### Exercise goal
Set every record down again exactly. Do not carry over the pictures.

START Data extracts

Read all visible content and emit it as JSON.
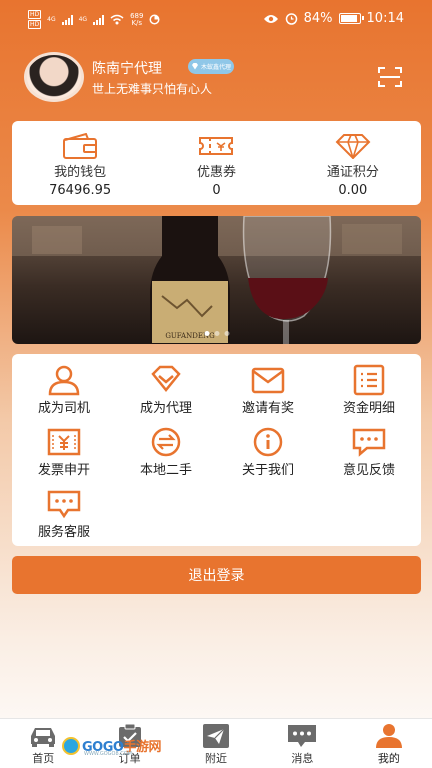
{
  "status_bar": {
    "left": {
      "sim1": "HD",
      "sim2": "HD",
      "net1": "4G",
      "net2": "4G",
      "speed_value": "689",
      "speed_unit": "K/s"
    },
    "right": {
      "battery": "84%",
      "time": "10:14"
    }
  },
  "profile": {
    "name": "陈南宁代理",
    "badge": "木蚁鑫代理",
    "motto": "世上无难事只怕有心人"
  },
  "wallet": [
    {
      "label": "我的钱包",
      "value": "76496.95",
      "icon": "wallet-icon"
    },
    {
      "label": "优惠券",
      "value": "0",
      "icon": "coupon-icon"
    },
    {
      "label": "通证积分",
      "value": "0.00",
      "icon": "diamond-icon"
    }
  ],
  "banner": {
    "bottle_label": "GUFANDENG",
    "dots": 3,
    "active_dot": 0
  },
  "menu": [
    {
      "label": "成为司机",
      "icon": "driver-icon"
    },
    {
      "label": "成为代理",
      "icon": "agent-icon"
    },
    {
      "label": "邀请有奖",
      "icon": "invite-mail-icon"
    },
    {
      "label": "资金明细",
      "icon": "funds-list-icon"
    },
    {
      "label": "发票申开",
      "icon": "invoice-icon"
    },
    {
      "label": "本地二手",
      "icon": "exchange-icon"
    },
    {
      "label": "关于我们",
      "icon": "info-icon"
    },
    {
      "label": "意见反馈",
      "icon": "feedback-icon"
    },
    {
      "label": "服务客服",
      "icon": "service-chat-icon"
    }
  ],
  "logout_label": "退出登录",
  "tabs": [
    {
      "label": "首页",
      "icon": "car-icon"
    },
    {
      "label": "订单",
      "icon": "order-icon"
    },
    {
      "label": "附近",
      "icon": "send-icon"
    },
    {
      "label": "消息",
      "icon": "message-icon"
    },
    {
      "label": "我的",
      "icon": "user-icon"
    }
  ],
  "watermark": {
    "text_blue": "GOGO",
    "text_orange": "手游网",
    "sub": "WWW.GOGO8.COM"
  },
  "colors": {
    "accent": "#e8742f",
    "icon_gray": "#6b6b6b"
  }
}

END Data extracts

### Answer to the exercise
Read all visible content and emit it as JSON.
{
  "status_bar": {
    "left": {
      "sim1": "HD",
      "sim2": "HD",
      "net1": "4G",
      "net2": "4G",
      "speed_value": "689",
      "speed_unit": "K/s"
    },
    "right": {
      "battery": "84%",
      "time": "10:14"
    }
  },
  "profile": {
    "name": "陈南宁代理",
    "badge": "木蚁鑫代理",
    "motto": "世上无难事只怕有心人"
  },
  "wallet": [
    {
      "label": "我的钱包",
      "value": "76496.95",
      "icon": "wallet-icon"
    },
    {
      "label": "优惠券",
      "value": "0",
      "icon": "coupon-icon"
    },
    {
      "label": "通证积分",
      "value": "0.00",
      "icon": "diamond-icon"
    }
  ],
  "banner": {
    "bottle_label": "GUFANDENG",
    "dots": 3,
    "active_dot": 0
  },
  "menu": [
    {
      "label": "成为司机",
      "icon": "driver-icon"
    },
    {
      "label": "成为代理",
      "icon": "agent-icon"
    },
    {
      "label": "邀请有奖",
      "icon": "invite-mail-icon"
    },
    {
      "label": "资金明细",
      "icon": "funds-list-icon"
    },
    {
      "label": "发票申开",
      "icon": "invoice-icon"
    },
    {
      "label": "本地二手",
      "icon": "exchange-icon"
    },
    {
      "label": "关于我们",
      "icon": "info-icon"
    },
    {
      "label": "意见反馈",
      "icon": "feedback-icon"
    },
    {
      "label": "服务客服",
      "icon": "service-chat-icon"
    }
  ],
  "logout_label": "退出登录",
  "tabs": [
    {
      "label": "首页",
      "icon": "car-icon"
    },
    {
      "label": "订单",
      "icon": "order-icon"
    },
    {
      "label": "附近",
      "icon": "send-icon"
    },
    {
      "label": "消息",
      "icon": "message-icon"
    },
    {
      "label": "我的",
      "icon": "user-icon"
    }
  ],
  "watermark": {
    "text_blue": "GOGO",
    "text_orange": "手游网",
    "sub": "WWW.GOGO8.COM"
  },
  "colors": {
    "accent": "#e8742f",
    "icon_gray": "#6b6b6b"
  }
}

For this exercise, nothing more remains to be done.